Data items:
------------------------------------------------------------------------

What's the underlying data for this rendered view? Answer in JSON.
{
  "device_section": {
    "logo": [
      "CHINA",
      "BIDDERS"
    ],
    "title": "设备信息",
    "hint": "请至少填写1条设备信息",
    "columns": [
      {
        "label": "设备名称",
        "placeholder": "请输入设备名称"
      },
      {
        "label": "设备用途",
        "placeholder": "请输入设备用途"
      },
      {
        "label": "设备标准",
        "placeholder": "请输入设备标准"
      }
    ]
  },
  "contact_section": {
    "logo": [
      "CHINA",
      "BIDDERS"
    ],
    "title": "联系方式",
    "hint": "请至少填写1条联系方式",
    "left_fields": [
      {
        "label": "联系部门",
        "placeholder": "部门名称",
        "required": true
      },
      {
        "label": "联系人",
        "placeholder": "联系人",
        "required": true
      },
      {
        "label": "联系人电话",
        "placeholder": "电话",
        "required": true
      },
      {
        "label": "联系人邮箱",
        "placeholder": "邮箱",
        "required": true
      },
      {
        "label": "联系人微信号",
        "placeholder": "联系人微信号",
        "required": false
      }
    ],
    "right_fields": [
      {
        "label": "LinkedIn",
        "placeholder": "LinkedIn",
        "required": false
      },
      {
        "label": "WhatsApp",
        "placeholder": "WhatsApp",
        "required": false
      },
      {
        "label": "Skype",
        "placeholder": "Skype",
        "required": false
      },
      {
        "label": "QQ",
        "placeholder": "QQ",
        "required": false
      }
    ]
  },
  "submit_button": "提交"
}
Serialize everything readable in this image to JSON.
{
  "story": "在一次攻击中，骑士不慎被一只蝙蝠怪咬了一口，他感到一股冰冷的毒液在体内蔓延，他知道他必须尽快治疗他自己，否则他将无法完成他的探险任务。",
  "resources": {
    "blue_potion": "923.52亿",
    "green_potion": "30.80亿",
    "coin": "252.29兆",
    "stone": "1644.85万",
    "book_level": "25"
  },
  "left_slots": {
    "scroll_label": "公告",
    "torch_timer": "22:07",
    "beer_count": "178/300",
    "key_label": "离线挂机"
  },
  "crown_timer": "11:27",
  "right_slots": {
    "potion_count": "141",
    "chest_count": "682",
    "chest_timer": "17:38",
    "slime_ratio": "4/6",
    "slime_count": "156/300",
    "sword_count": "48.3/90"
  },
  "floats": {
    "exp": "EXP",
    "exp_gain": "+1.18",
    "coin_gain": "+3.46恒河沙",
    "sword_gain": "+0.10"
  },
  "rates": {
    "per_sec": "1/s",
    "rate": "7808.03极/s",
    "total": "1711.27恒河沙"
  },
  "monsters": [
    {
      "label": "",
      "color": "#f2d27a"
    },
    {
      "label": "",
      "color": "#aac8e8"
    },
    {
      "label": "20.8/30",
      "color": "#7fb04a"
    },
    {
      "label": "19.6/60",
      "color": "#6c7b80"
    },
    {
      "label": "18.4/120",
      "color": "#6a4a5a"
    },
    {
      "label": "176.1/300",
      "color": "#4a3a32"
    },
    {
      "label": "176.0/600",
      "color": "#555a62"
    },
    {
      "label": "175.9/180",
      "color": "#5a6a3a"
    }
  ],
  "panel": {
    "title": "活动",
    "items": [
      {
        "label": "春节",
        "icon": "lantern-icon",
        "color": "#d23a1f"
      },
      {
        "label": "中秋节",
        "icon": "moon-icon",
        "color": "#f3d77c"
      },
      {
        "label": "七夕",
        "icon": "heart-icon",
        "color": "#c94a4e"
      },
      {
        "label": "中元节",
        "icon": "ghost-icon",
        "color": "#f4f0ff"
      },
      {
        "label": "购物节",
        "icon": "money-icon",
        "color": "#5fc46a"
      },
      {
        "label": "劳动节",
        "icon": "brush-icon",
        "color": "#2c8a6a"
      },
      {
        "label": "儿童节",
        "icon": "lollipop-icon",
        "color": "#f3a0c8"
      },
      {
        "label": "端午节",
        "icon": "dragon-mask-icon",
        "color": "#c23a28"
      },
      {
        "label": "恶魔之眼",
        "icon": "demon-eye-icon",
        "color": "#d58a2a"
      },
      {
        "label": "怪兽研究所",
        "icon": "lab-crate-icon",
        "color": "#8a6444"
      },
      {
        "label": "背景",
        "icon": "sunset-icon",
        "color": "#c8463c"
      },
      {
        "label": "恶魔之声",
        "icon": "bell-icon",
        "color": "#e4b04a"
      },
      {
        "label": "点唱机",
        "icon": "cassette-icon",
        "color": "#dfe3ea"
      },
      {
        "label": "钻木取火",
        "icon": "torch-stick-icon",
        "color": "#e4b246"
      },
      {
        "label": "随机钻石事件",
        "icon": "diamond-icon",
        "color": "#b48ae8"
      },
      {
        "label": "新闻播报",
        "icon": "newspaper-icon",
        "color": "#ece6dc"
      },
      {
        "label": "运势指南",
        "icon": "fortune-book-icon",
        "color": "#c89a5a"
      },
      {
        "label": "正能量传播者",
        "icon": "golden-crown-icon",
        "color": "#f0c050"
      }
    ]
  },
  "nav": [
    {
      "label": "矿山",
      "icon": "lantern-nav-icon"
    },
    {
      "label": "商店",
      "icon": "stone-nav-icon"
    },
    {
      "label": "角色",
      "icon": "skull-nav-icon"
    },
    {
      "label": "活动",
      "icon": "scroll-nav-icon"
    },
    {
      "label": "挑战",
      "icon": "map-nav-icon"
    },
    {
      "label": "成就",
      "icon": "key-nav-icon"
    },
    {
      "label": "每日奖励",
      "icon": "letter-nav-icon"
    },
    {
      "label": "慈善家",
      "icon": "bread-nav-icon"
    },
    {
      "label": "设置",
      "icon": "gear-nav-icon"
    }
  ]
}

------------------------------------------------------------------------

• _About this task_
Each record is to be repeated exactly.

• _Reply to the task_
What's the underlying data for this rendered view? Answer in JSON.
{
  "device_section": {
    "logo": [
      "CHINA",
      "BIDDERS"
    ],
    "title": "设备信息",
    "hint": "请至少填写1条设备信息",
    "columns": [
      {
        "label": "设备名称",
        "placeholder": "请输入设备名称"
      },
      {
        "label": "设备用途",
        "placeholder": "请输入设备用途"
      },
      {
        "label": "设备标准",
        "placeholder": "请输入设备标准"
      }
    ]
  },
  "contact_section": {
    "logo": [
      "CHINA",
      "BIDDERS"
    ],
    "title": "联系方式",
    "hint": "请至少填写1条联系方式",
    "left_fields": [
      {
        "label": "联系部门",
        "placeholder": "部门名称",
        "required": true
      },
      {
        "label": "联系人",
        "placeholder": "联系人",
        "required": true
      },
      {
        "label": "联系人电话",
        "placeholder": "电话",
        "required": true
      },
      {
        "label": "联系人邮箱",
        "placeholder": "邮箱",
        "required": true
      },
      {
        "label": "联系人微信号",
        "placeholder": "联系人微信号",
        "required": false
      }
    ],
    "right_fields": [
      {
        "label": "LinkedIn",
        "placeholder": "LinkedIn",
        "required": false
      },
      {
        "label": "WhatsApp",
        "placeholder": "WhatsApp",
        "required": false
      },
      {
        "label": "Skype",
        "placeholder": "Skype",
        "required": false
      },
      {
        "label": "QQ",
        "placeholder": "QQ",
        "required": false
      }
    ]
  },
  "submit_button": "提交"
}
Serialize everything readable in this image to JSON.
{
  "story": "在一次攻击中，骑士不慎被一只蝙蝠怪咬了一口，他感到一股冰冷的毒液在体内蔓延，他知道他必须尽快治疗他自己，否则他将无法完成他的探险任务。",
  "resources": {
    "blue_potion": "923.52亿",
    "green_potion": "30.80亿",
    "coin": "252.29兆",
    "stone": "1644.85万",
    "book_level": "25"
  },
  "left_slots": {
    "scroll_label": "公告",
    "torch_timer": "22:07",
    "beer_count": "178/300",
    "key_label": "离线挂机"
  },
  "crown_timer": "11:27",
  "right_slots": {
    "potion_count": "141",
    "chest_count": "682",
    "chest_timer": "17:38",
    "slime_ratio": "4/6",
    "slime_count": "156/300",
    "sword_count": "48.3/90"
  },
  "floats": {
    "exp": "EXP",
    "exp_gain": "+1.18",
    "coin_gain": "+3.46恒河沙",
    "sword_gain": "+0.10"
  },
  "rates": {
    "per_sec": "1/s",
    "rate": "7808.03极/s",
    "total": "1711.27恒河沙"
  },
  "monsters": [
    {
      "label": "",
      "color": "#f2d27a"
    },
    {
      "label": "",
      "color": "#aac8e8"
    },
    {
      "label": "20.8/30",
      "color": "#7fb04a"
    },
    {
      "label": "19.6/60",
      "color": "#6c7b80"
    },
    {
      "label": "18.4/120",
      "color": "#6a4a5a"
    },
    {
      "label": "176.1/300",
      "color": "#4a3a32"
    },
    {
      "label": "176.0/600",
      "color": "#555a62"
    },
    {
      "label": "175.9/180",
      "color": "#5a6a3a"
    }
  ],
  "panel": {
    "title": "活动",
    "items": [
      {
        "label": "春节",
        "icon": "lantern-icon",
        "color": "#d23a1f"
      },
      {
        "label": "中秋节",
        "icon": "moon-icon",
        "color": "#f3d77c"
      },
      {
        "label": "七夕",
        "icon": "heart-icon",
        "color": "#c94a4e"
      },
      {
        "label": "中元节",
        "icon": "ghost-icon",
        "color": "#f4f0ff"
      },
      {
        "label": "购物节",
        "icon": "money-icon",
        "color": "#5fc46a"
      },
      {
        "label": "劳动节",
        "icon": "brush-icon",
        "color": "#2c8a6a"
      },
      {
        "label": "儿童节",
        "icon": "lollipop-icon",
        "color": "#f3a0c8"
      },
      {
        "label": "端午节",
        "icon": "dragon-mask-icon",
        "color": "#c23a28"
      },
      {
        "label": "恶魔之眼",
        "icon": "demon-eye-icon",
        "color": "#d58a2a"
      },
      {
        "label": "怪兽研究所",
        "icon": "lab-crate-icon",
        "color": "#8a6444"
      },
      {
        "label": "背景",
        "icon": "sunset-icon",
        "color": "#c8463c"
      },
      {
        "label": "恶魔之声",
        "icon": "bell-icon",
        "color": "#e4b04a"
      },
      {
        "label": "点唱机",
        "icon": "cassette-icon",
        "color": "#dfe3ea"
      },
      {
        "label": "钻木取火",
        "icon": "torch-stick-icon",
        "color": "#e4b246"
      },
      {
        "label": "随机钻石事件",
        "icon": "diamond-icon",
        "color": "#b48ae8"
      },
      {
        "label": "新闻播报",
        "icon": "newspaper-icon",
        "color": "#ece6dc"
      },
      {
        "label": "运势指南",
        "icon": "fortune-book-icon",
        "color": "#c89a5a"
      },
      {
        "label": "正能量传播者",
        "icon": "golden-crown-icon",
        "color": "#f0c050"
      }
    ]
  },
  "nav": [
    {
      "label": "矿山",
      "icon": "lantern-nav-icon"
    },
    {
      "label": "商店",
      "icon": "stone-nav-icon"
    },
    {
      "label": "角色",
      "icon": "skull-nav-icon"
    },
    {
      "label": "活动",
      "icon": "scroll-nav-icon"
    },
    {
      "label": "挑战",
      "icon": "map-nav-icon"
    },
    {
      "label": "成就",
      "icon": "key-nav-icon"
    },
    {
      "label": "每日奖励",
      "icon": "letter-nav-icon"
    },
    {
      "label": "慈善家",
      "icon": "bread-nav-icon"
    },
    {
      "label": "设置",
      "icon": "gear-nav-icon"
    }
  ]
}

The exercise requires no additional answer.